A few years later, on August 5, 1869, General Karl Moering, Lieutenant of the "Littoral" (that is, Venezia Giulia) sent a report to Minister Giskra. He wrote that political and social life in Trieste was entirely dominated by a bloc which brought together almost all Italians and that it was against the Austrian government.

The Exhibition for the 500th anniversary of the so-called Austrian dedication of 1382, held in 1882, was a disaster for Austria's image. It is superfluous to recall that it was on that occasion that Guglielmo Oberdan planned to kill Franz Joseph and ended up sentenced to death. The sentence was met with the disapproval of the international community, which opposed the use of capital punishment for an act which was not committed, but only planned, which legally is a very different thing. But the Exhibition itself was unsuccessful. The solemn inauguration, in the presence of an archduke and various government authorities, was practically deserted, because the Triestines boycotted it.

The Irredentist Spirit

Still a few years before the world war, Habsburg officials and soldiers wrote in their official reports that Trieste's citizenry was predominantly irredentist, so they ordered measures consistent with their firm belief. For example, the brutal repression of the 1902 Lloyd strike, which saw three different cases of the military opening fire upon crowds of demonstrators (leaving at least 14 dead and an unknown number wounded) was due to the belief that the demonstrators were mostly irredentists. The government of Vienna had explicitly given orders "to make an example" out of them. The city was once again under siege and remained so from February to April. Military units were even brought in from places such as Klagenfurt and Ljubljana and three battleships from Pola. Vienna sent the executioner Josef Lang, the same who later hanged Cesare Battisti. It was on that occasion that Conrad von Hötzendorf, then military governor and later chief of the imperial staff, was convinced that irredentism was socially and culturally invincible, and that force needed be used in order to crush it.

The Austrian governor of those years, Leopold von Goess, formally and in writing advised against granting an Italian-speaking university in Trieste because the Volksitaliener (a term used by the imperial administration to designate those who were of Italian ethnicity, although legally subjects of the empire: Volksitalianer means "ethnic Italians") were unfavorable to Austrian rule. That is more or less what was also said by the Statthalter who replaced him, Konrad zu Hohenlohe-Schillingsfürst, who contrasted the loyalty of the Slovenes to the empire (who, in his opinion, should be helped) with the hostility of the Italians.
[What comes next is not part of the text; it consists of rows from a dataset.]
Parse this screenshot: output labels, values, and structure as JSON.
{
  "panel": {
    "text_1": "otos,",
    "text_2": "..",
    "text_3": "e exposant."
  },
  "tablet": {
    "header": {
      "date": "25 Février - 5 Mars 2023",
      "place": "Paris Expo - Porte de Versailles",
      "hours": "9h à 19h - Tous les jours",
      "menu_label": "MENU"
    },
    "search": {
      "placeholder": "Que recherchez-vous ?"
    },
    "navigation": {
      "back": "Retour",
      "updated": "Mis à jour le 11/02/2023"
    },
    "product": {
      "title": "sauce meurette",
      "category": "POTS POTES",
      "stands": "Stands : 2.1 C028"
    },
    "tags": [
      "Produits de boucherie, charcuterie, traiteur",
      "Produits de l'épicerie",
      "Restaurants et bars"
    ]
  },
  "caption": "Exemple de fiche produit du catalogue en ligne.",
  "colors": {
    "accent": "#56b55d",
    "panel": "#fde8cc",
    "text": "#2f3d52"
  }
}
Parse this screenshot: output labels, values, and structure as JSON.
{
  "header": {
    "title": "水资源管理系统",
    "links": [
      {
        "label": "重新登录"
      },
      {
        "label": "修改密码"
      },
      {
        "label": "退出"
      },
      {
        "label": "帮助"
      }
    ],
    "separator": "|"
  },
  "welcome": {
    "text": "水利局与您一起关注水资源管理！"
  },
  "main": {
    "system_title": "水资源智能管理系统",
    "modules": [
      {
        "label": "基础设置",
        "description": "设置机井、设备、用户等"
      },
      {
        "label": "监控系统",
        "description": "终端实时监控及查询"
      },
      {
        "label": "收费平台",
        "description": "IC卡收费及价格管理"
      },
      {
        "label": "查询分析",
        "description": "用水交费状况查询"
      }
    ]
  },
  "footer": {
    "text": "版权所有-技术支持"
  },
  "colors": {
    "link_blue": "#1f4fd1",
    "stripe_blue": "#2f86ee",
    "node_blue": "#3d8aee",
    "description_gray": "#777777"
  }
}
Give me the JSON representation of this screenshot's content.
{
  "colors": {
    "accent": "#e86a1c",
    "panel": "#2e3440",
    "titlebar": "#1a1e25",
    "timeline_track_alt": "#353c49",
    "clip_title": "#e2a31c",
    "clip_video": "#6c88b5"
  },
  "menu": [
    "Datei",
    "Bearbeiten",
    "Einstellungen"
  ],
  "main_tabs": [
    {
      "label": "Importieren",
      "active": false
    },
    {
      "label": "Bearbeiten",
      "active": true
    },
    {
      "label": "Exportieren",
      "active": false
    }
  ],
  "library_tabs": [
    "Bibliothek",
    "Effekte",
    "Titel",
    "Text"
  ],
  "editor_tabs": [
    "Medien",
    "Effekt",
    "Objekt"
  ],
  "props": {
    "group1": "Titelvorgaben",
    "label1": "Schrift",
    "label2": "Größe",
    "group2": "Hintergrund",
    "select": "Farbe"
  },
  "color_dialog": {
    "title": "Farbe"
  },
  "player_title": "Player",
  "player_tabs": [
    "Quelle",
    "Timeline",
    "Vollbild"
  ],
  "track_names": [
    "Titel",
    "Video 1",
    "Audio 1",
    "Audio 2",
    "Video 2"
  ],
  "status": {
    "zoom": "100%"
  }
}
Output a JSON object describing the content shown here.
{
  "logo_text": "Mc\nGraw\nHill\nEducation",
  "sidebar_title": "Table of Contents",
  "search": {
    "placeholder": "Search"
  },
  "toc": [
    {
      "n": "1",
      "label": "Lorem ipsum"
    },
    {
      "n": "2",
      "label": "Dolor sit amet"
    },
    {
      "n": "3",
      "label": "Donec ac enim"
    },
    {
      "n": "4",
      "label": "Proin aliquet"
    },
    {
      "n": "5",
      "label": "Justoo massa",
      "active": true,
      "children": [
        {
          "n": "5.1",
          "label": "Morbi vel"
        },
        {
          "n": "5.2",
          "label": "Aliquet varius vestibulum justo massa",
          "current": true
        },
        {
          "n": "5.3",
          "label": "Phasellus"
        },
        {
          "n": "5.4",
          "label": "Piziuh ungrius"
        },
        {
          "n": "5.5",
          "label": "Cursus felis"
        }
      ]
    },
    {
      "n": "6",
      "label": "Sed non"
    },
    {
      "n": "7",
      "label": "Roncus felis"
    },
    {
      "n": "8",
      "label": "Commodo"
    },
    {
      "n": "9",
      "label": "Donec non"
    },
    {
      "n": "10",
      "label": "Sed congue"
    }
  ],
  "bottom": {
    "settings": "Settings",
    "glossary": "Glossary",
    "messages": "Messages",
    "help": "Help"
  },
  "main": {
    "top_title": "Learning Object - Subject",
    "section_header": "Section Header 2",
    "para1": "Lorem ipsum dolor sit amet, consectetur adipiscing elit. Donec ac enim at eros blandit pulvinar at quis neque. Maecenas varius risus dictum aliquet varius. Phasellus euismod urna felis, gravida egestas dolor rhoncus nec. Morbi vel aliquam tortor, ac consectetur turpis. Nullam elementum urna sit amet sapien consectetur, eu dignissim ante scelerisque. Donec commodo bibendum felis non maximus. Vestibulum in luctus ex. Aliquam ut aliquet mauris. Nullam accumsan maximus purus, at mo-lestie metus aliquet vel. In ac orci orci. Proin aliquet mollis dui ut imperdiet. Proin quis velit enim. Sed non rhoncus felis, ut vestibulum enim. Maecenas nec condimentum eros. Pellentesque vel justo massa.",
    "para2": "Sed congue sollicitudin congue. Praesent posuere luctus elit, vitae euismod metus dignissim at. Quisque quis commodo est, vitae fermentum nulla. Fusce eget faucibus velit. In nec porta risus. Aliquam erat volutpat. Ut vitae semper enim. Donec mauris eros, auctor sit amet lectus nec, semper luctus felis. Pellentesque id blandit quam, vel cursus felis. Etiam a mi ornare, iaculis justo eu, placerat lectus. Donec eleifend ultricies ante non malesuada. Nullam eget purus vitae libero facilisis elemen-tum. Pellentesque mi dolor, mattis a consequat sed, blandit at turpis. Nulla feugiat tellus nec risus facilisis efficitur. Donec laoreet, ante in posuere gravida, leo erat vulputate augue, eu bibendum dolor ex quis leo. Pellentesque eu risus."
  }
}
The lieutenant of Trieste, Baron Alfred Fries-Skene, appointed in February 1915, sent a secret report to the government in 1916 in which he reported both on the situation of the city and of the region during the war and in the pre-war period. The Die politische Verwaltung des Küstenlander in eineinhalb Kriegsjahern described a Trieste which even before 1915 was already pervaded by a strong irredentist spirit, with the municipal administration and all its apparatus, the schools and the largest city newspaper (Il Piccolo) all opposed to imperial authority.

The idea that the population of Trieste was made up mostly of irredentists is found not only in the books and memoirs of Italian nationalists, but also in the documents and official decisions of the imperial administration. The short list of sources mentioned above is far from complete.

See also:
Trieste, the Most Italian City
Making Trieste Slavic: An Overview
Making Trieste Slavic: Ethnic Cleansing and the Attempted Slavicization of Trieste